(Beginning of Provided data)

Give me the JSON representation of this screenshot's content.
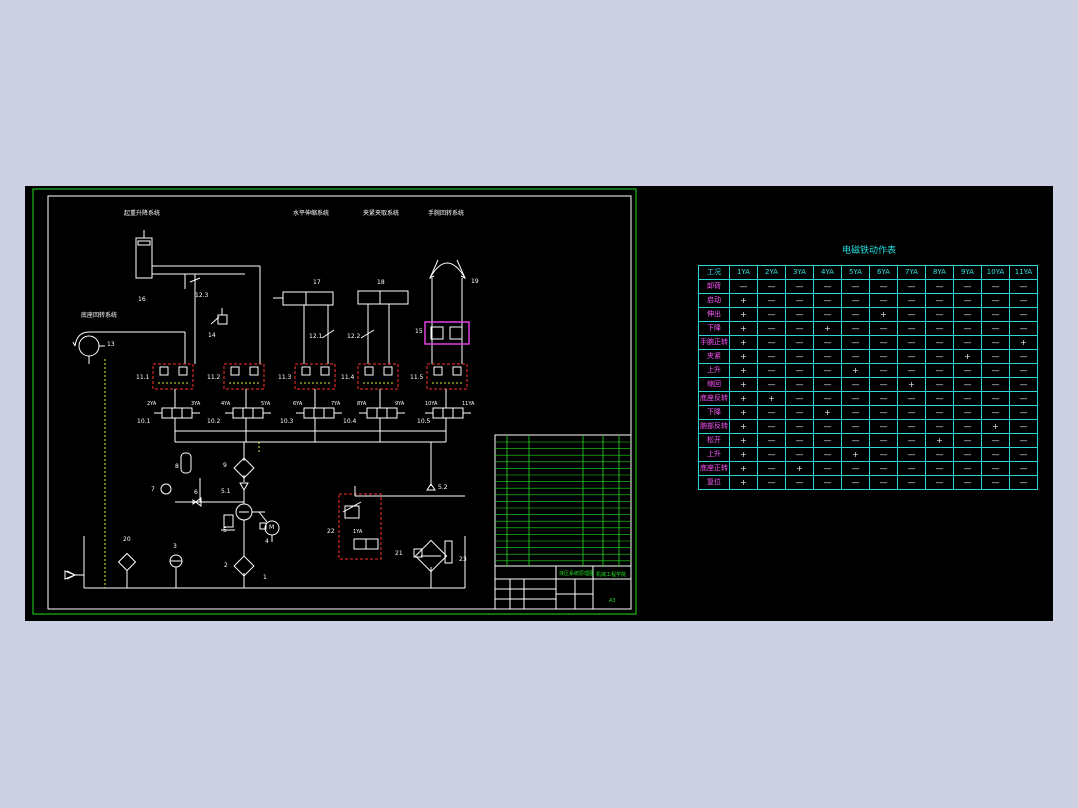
{
  "diagram": {
    "headings": {
      "lift": "起重升降系统",
      "horizontal": "水平伸缩系统",
      "clamp": "夹紧夹取系统",
      "wrist": "手腕回转系统",
      "base": "底座回转系统"
    },
    "component_labels": {
      "c16": "16",
      "c12_3": "12.3",
      "c14": "14",
      "c17": "17",
      "c18": "18",
      "c12_1": "12.1",
      "c12_2": "12.2",
      "c19": "19",
      "c15": "15",
      "c13": "13",
      "c11_1": "11.1",
      "c11_2": "11.2",
      "c11_3": "11.3",
      "c11_4": "11.4",
      "c11_5": "11.5",
      "c10_1": "10.1",
      "c10_2": "10.2",
      "c10_3": "10.3",
      "c10_4": "10.4",
      "c10_5": "10.5",
      "c9": "9",
      "c8": "8",
      "c7": "7",
      "c6": "6",
      "c5_1": "5.1",
      "c5_2": "5.2",
      "c5": "5",
      "c4": "4",
      "c3": "3",
      "c2": "2",
      "c1": "1",
      "c20": "20",
      "c21": "21",
      "c22": "22",
      "c23": "23"
    },
    "solenoids": {
      "s2": "2YA",
      "s3": "3YA",
      "s4": "4YA",
      "s5": "5YA",
      "s6": "6YA",
      "s7": "7YA",
      "s8": "8YA",
      "s9": "9YA",
      "s10": "10YA",
      "s11": "11YA",
      "s1": "1YA"
    },
    "motor": "M",
    "title_block": {
      "drawing_name": "液压系统原理图",
      "school": "机械工程学院",
      "sheet": "A3"
    }
  },
  "solenoid_table": {
    "title": "电磁铁动作表",
    "headers": [
      "工况",
      "1YA",
      "2YA",
      "3YA",
      "4YA",
      "5YA",
      "6YA",
      "7YA",
      "8YA",
      "9YA",
      "10YA",
      "11YA"
    ],
    "rows": [
      [
        "卸荷",
        "—",
        "—",
        "—",
        "—",
        "—",
        "—",
        "—",
        "—",
        "—",
        "—",
        "—"
      ],
      [
        "启动",
        "+",
        "—",
        "—",
        "—",
        "—",
        "—",
        "—",
        "—",
        "—",
        "—",
        "—"
      ],
      [
        "伸出",
        "+",
        "—",
        "—",
        "—",
        "—",
        "+",
        "—",
        "—",
        "—",
        "—",
        "—"
      ],
      [
        "下降",
        "+",
        "—",
        "—",
        "+",
        "—",
        "—",
        "—",
        "—",
        "—",
        "—",
        "—"
      ],
      [
        "手腕正转",
        "+",
        "—",
        "—",
        "—",
        "—",
        "—",
        "—",
        "—",
        "—",
        "—",
        "+"
      ],
      [
        "夹紧",
        "+",
        "—",
        "—",
        "—",
        "—",
        "—",
        "—",
        "—",
        "+",
        "—",
        "—"
      ],
      [
        "上升",
        "+",
        "—",
        "—",
        "—",
        "+",
        "—",
        "—",
        "—",
        "—",
        "—",
        "—"
      ],
      [
        "缩回",
        "+",
        "—",
        "—",
        "—",
        "—",
        "—",
        "+",
        "—",
        "—",
        "—",
        "—"
      ],
      [
        "底座反转",
        "+",
        "+",
        "—",
        "—",
        "—",
        "—",
        "—",
        "—",
        "—",
        "—",
        "—"
      ],
      [
        "下降",
        "+",
        "—",
        "—",
        "+",
        "—",
        "—",
        "—",
        "—",
        "—",
        "—",
        "—"
      ],
      [
        "腕部反转",
        "+",
        "—",
        "—",
        "—",
        "—",
        "—",
        "—",
        "—",
        "—",
        "+",
        "—"
      ],
      [
        "松开",
        "+",
        "—",
        "—",
        "—",
        "—",
        "—",
        "—",
        "+",
        "—",
        "—",
        "—"
      ],
      [
        "上升",
        "+",
        "—",
        "—",
        "—",
        "+",
        "—",
        "—",
        "—",
        "—",
        "—",
        "—"
      ],
      [
        "底座正转",
        "+",
        "—",
        "+",
        "—",
        "—",
        "—",
        "—",
        "—",
        "—",
        "—",
        "—"
      ],
      [
        "复位",
        "+",
        "—",
        "—",
        "—",
        "—",
        "—",
        "—",
        "—",
        "—",
        "—",
        "—"
      ]
    ]
  },
  "colors": {
    "background": "#cdcfe2",
    "canvas": "#000000",
    "frame": "#22dd22",
    "lines": "#ffffff",
    "dashed_red": "#ff3030",
    "dashed_yellow": "#e8e84a",
    "table": "#2fd6d6",
    "magenta": "#e040e0"
  }
}
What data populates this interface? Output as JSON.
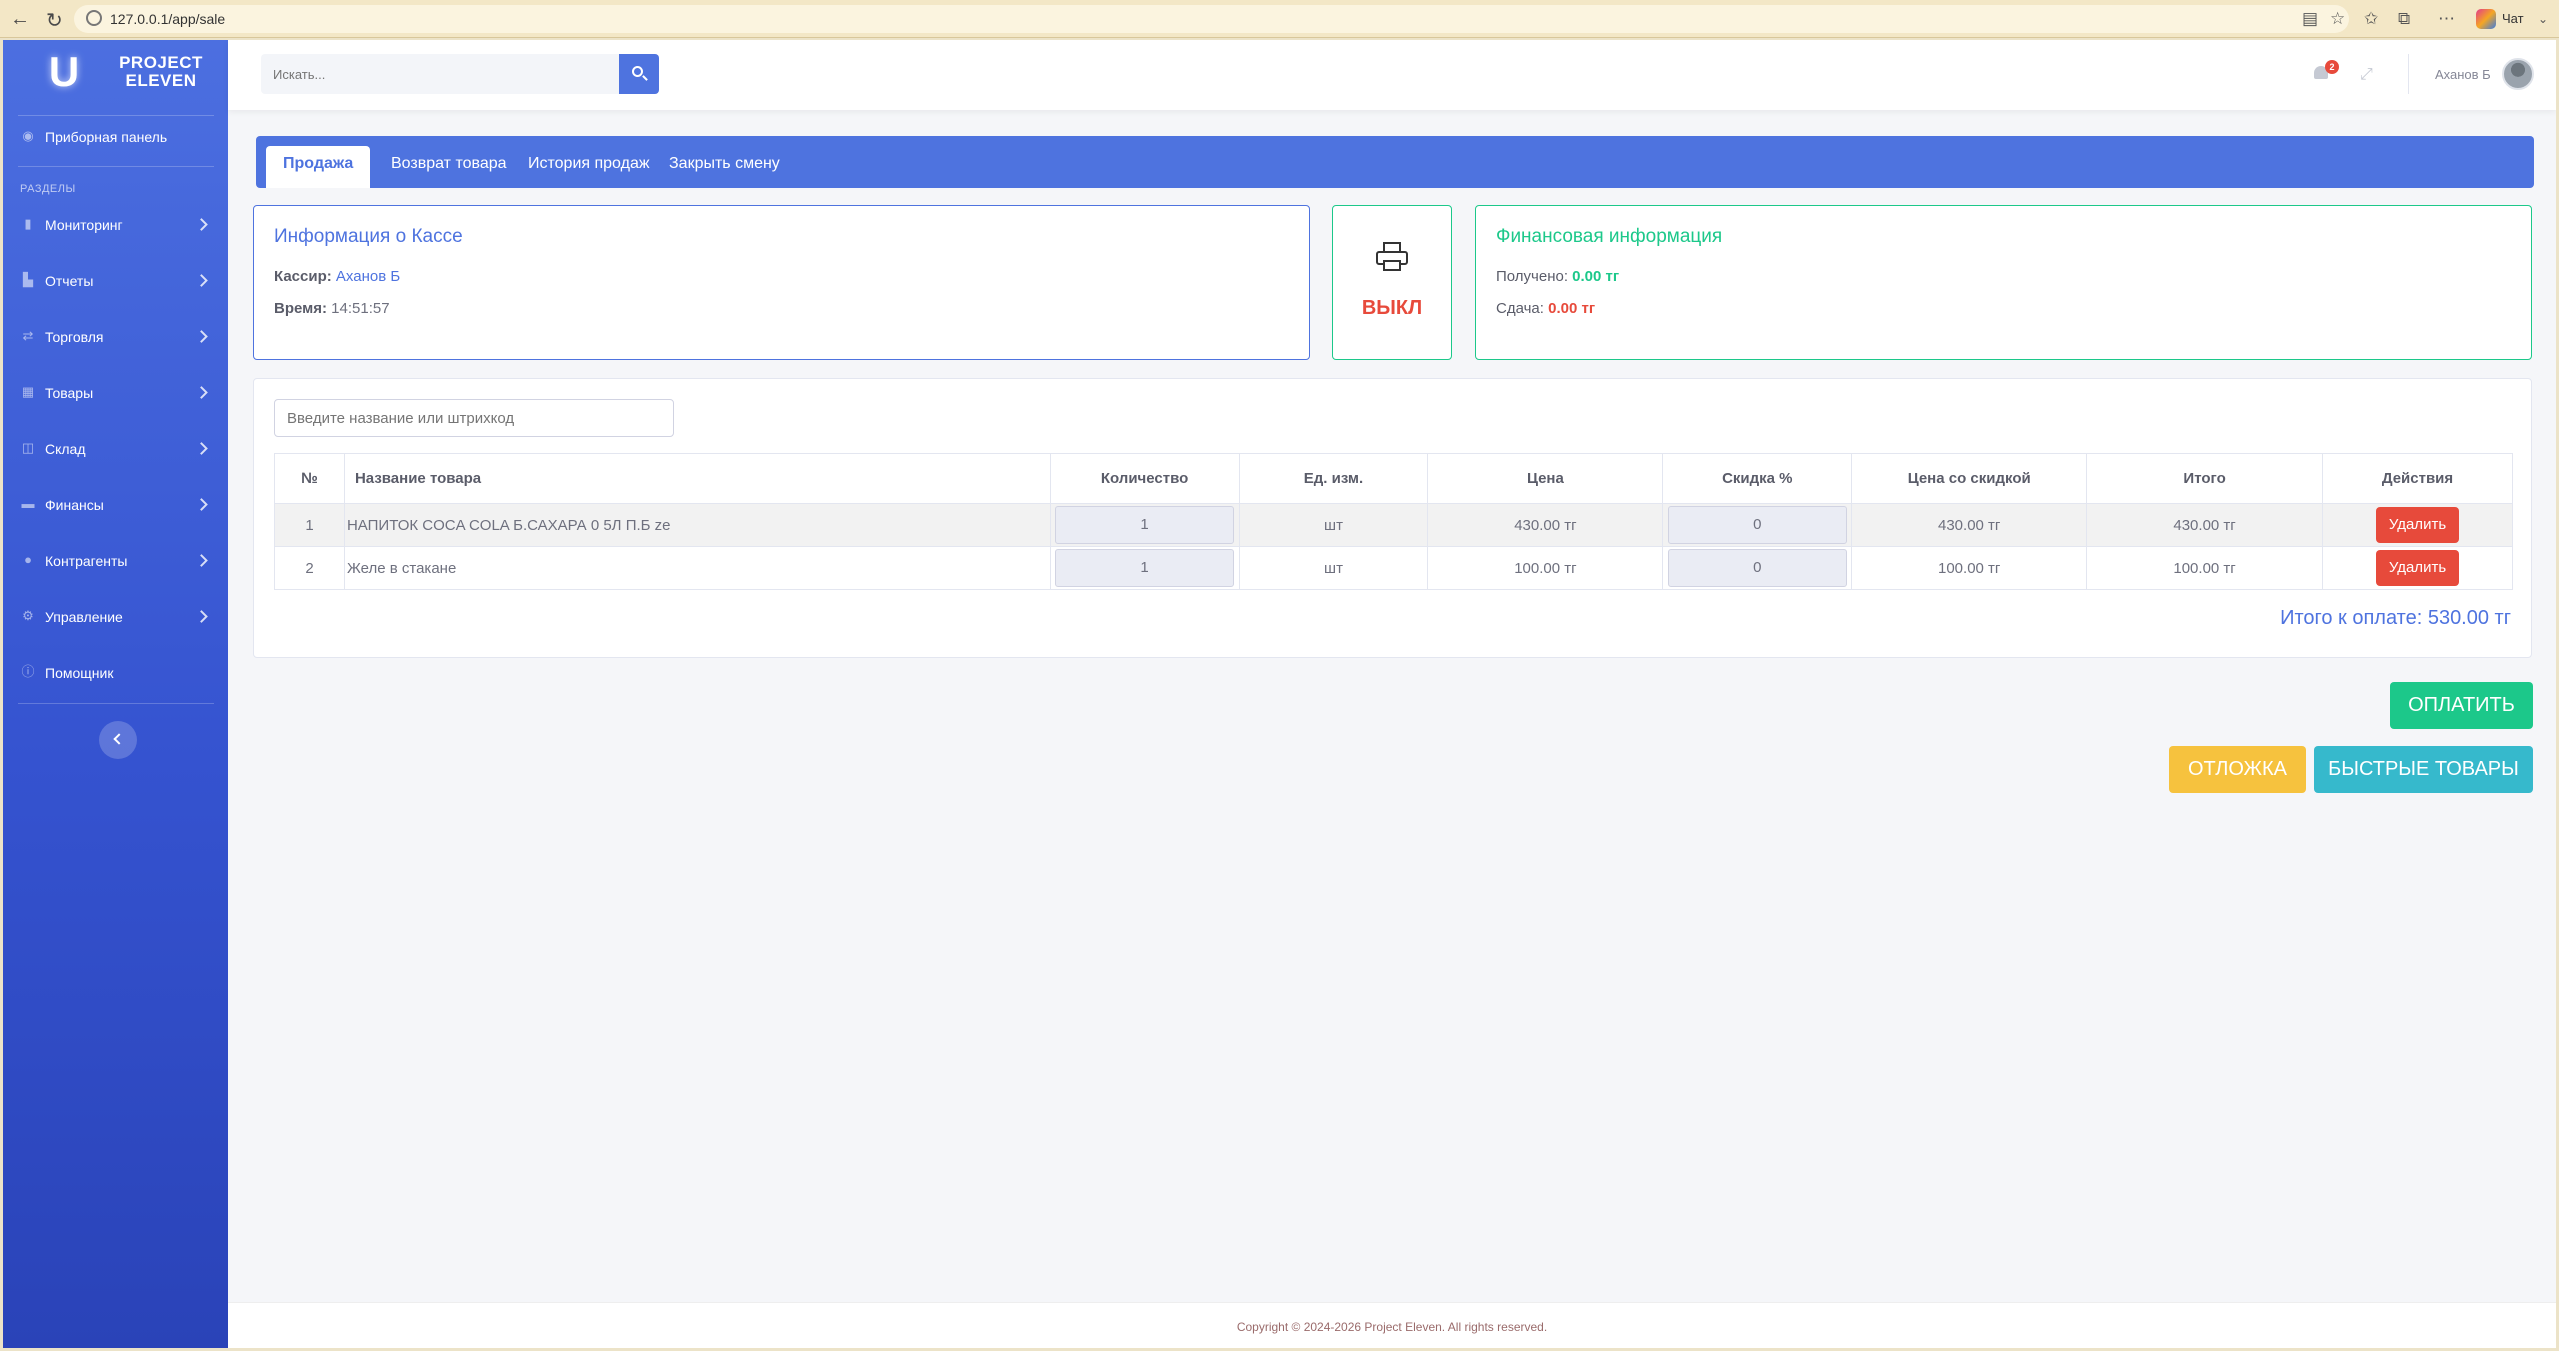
{
  "browser": {
    "url": "127.0.0.1/app/sale",
    "chat_label": "Чат"
  },
  "brand": {
    "logo_letter": "U",
    "name_line1": "PROJECT",
    "name_line2": "ELEVEN"
  },
  "sidebar": {
    "dashboard": "Приборная панель",
    "section_heading": "РАЗДЕЛЫ",
    "items": [
      {
        "label": "Мониторинг",
        "icon": "chart-bar-icon"
      },
      {
        "label": "Отчеты",
        "icon": "chart-line-icon"
      },
      {
        "label": "Торговля",
        "icon": "exchange-icon"
      },
      {
        "label": "Товары",
        "icon": "table-icon"
      },
      {
        "label": "Склад",
        "icon": "warehouse-icon"
      },
      {
        "label": "Финансы",
        "icon": "money-icon"
      },
      {
        "label": "Контрагенты",
        "icon": "user-icon"
      },
      {
        "label": "Управление",
        "icon": "gear-icon"
      }
    ],
    "helper": "Помощник"
  },
  "topbar": {
    "search_placeholder": "Искать...",
    "notification_count": "2",
    "user_name": "Аханов Б"
  },
  "tabs": [
    {
      "label": "Продажа",
      "active": true
    },
    {
      "label": "Возврат товара",
      "active": false
    },
    {
      "label": "История продаж",
      "active": false
    },
    {
      "label": "Закрыть смену",
      "active": false
    }
  ],
  "cash_info": {
    "title": "Информация о Кассе",
    "cashier_label": "Кассир:",
    "cashier_value": "Аханов Б",
    "time_label": "Время:",
    "time_value": "14:51:57"
  },
  "printer": {
    "status": "ВЫКЛ"
  },
  "finance": {
    "title": "Финансовая информация",
    "received_label": "Получено:",
    "received_value": "0.00 тг",
    "change_label": "Сдача:",
    "change_value": "0.00 тг"
  },
  "cart": {
    "search_placeholder": "Введите название или штрихкод",
    "columns": [
      "№",
      "Название товара",
      "Количество",
      "Ед. изм.",
      "Цена",
      "Скидка %",
      "Цена со скидкой",
      "Итого",
      "Действия"
    ],
    "rows": [
      {
        "num": "1",
        "name": "НАПИТОК COCA COLA Б.САХАРА 0 5Л П.Б ze",
        "qty": "1",
        "unit": "шт",
        "price": "430.00 тг",
        "discount": "0",
        "discounted": "430.00 тг",
        "total": "430.00 тг",
        "action": "Удалить"
      },
      {
        "num": "2",
        "name": "Желе в стакане",
        "qty": "1",
        "unit": "шт",
        "price": "100.00 тг",
        "discount": "0",
        "discounted": "100.00 тг",
        "total": "100.00 тг",
        "action": "Удалить"
      }
    ],
    "total_label": "Итого к оплате: 530.00 тг"
  },
  "actions": {
    "pay": "ОПЛАТИТЬ",
    "defer": "ОТЛОЖКА",
    "quick": "БЫСТРЫЕ ТОВАРЫ"
  },
  "footer": {
    "copyright": "Copyright © 2024-2026 Project Eleven. All rights reserved."
  },
  "colors": {
    "primary": "#4e73df",
    "success": "#1cc88a",
    "danger": "#e74a3b",
    "warning": "#f6c23e",
    "info": "#36b9cc"
  }
}
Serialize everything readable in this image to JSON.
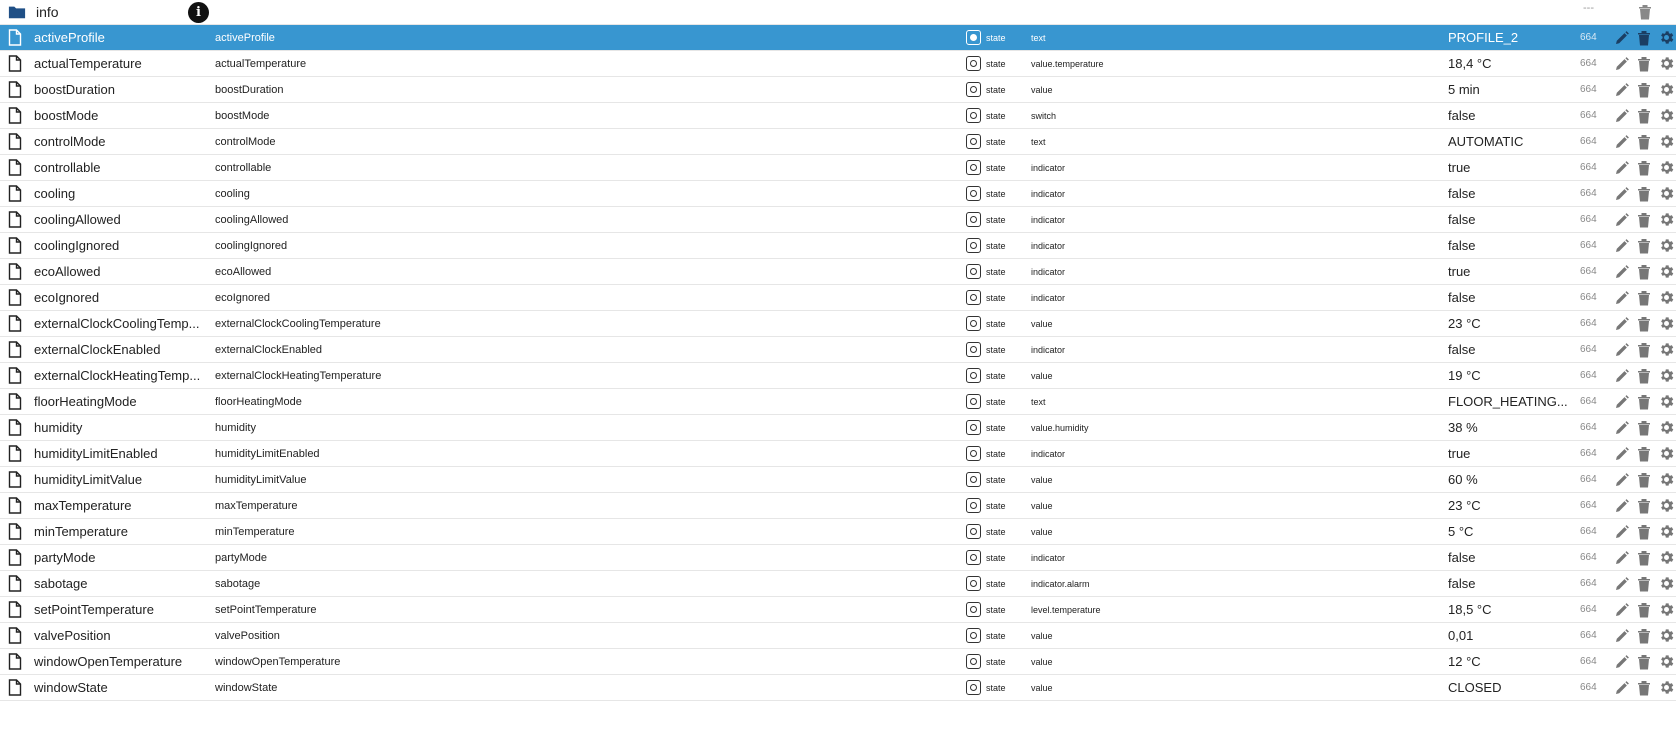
{
  "folder": {
    "label": "info",
    "icon": "folder-icon",
    "info_icon": "i",
    "acl": "---"
  },
  "colors": {
    "selected": "#3896d0",
    "icon_gray": "#666666"
  },
  "rows": [
    {
      "id": "activeProfile",
      "name": "activeProfile",
      "type": "state",
      "role": "text",
      "value": "PROFILE_2",
      "acl": "664",
      "selected": true
    },
    {
      "id": "actualTemperature",
      "name": "actualTemperature",
      "type": "state",
      "role": "value.temperature",
      "value": "18,4 °C",
      "acl": "664"
    },
    {
      "id": "boostDuration",
      "name": "boostDuration",
      "type": "state",
      "role": "value",
      "value": "5 min",
      "acl": "664"
    },
    {
      "id": "boostMode",
      "name": "boostMode",
      "type": "state",
      "role": "switch",
      "value": "false",
      "acl": "664"
    },
    {
      "id": "controlMode",
      "name": "controlMode",
      "type": "state",
      "role": "text",
      "value": "AUTOMATIC",
      "acl": "664"
    },
    {
      "id": "controllable",
      "name": "controllable",
      "type": "state",
      "role": "indicator",
      "value": "true",
      "acl": "664"
    },
    {
      "id": "cooling",
      "name": "cooling",
      "type": "state",
      "role": "indicator",
      "value": "false",
      "acl": "664"
    },
    {
      "id": "coolingAllowed",
      "name": "coolingAllowed",
      "type": "state",
      "role": "indicator",
      "value": "false",
      "acl": "664"
    },
    {
      "id": "coolingIgnored",
      "name": "coolingIgnored",
      "type": "state",
      "role": "indicator",
      "value": "false",
      "acl": "664"
    },
    {
      "id": "ecoAllowed",
      "name": "ecoAllowed",
      "type": "state",
      "role": "indicator",
      "value": "true",
      "acl": "664"
    },
    {
      "id": "ecoIgnored",
      "name": "ecoIgnored",
      "type": "state",
      "role": "indicator",
      "value": "false",
      "acl": "664"
    },
    {
      "id": "externalClockCoolingTemp...",
      "name": "externalClockCoolingTemperature",
      "type": "state",
      "role": "value",
      "value": "23 °C",
      "acl": "664"
    },
    {
      "id": "externalClockEnabled",
      "name": "externalClockEnabled",
      "type": "state",
      "role": "indicator",
      "value": "false",
      "acl": "664"
    },
    {
      "id": "externalClockHeatingTemp...",
      "name": "externalClockHeatingTemperature",
      "type": "state",
      "role": "value",
      "value": "19 °C",
      "acl": "664"
    },
    {
      "id": "floorHeatingMode",
      "name": "floorHeatingMode",
      "type": "state",
      "role": "text",
      "value": "FLOOR_HEATING...",
      "acl": "664"
    },
    {
      "id": "humidity",
      "name": "humidity",
      "type": "state",
      "role": "value.humidity",
      "value": "38 %",
      "acl": "664"
    },
    {
      "id": "humidityLimitEnabled",
      "name": "humidityLimitEnabled",
      "type": "state",
      "role": "indicator",
      "value": "true",
      "acl": "664"
    },
    {
      "id": "humidityLimitValue",
      "name": "humidityLimitValue",
      "type": "state",
      "role": "value",
      "value": "60 %",
      "acl": "664"
    },
    {
      "id": "maxTemperature",
      "name": "maxTemperature",
      "type": "state",
      "role": "value",
      "value": "23 °C",
      "acl": "664"
    },
    {
      "id": "minTemperature",
      "name": "minTemperature",
      "type": "state",
      "role": "value",
      "value": "5 °C",
      "acl": "664"
    },
    {
      "id": "partyMode",
      "name": "partyMode",
      "type": "state",
      "role": "indicator",
      "value": "false",
      "acl": "664"
    },
    {
      "id": "sabotage",
      "name": "sabotage",
      "type": "state",
      "role": "indicator.alarm",
      "value": "false",
      "acl": "664"
    },
    {
      "id": "setPointTemperature",
      "name": "setPointTemperature",
      "type": "state",
      "role": "level.temperature",
      "value": "18,5 °C",
      "acl": "664"
    },
    {
      "id": "valvePosition",
      "name": "valvePosition",
      "type": "state",
      "role": "value",
      "value": "0,01",
      "acl": "664"
    },
    {
      "id": "windowOpenTemperature",
      "name": "windowOpenTemperature",
      "type": "state",
      "role": "value",
      "value": "12 °C",
      "acl": "664"
    },
    {
      "id": "windowState",
      "name": "windowState",
      "type": "state",
      "role": "value",
      "value": "CLOSED",
      "acl": "664"
    }
  ]
}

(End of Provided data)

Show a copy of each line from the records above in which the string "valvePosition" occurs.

      "id": "valvePosition",
      "name": "valvePosition",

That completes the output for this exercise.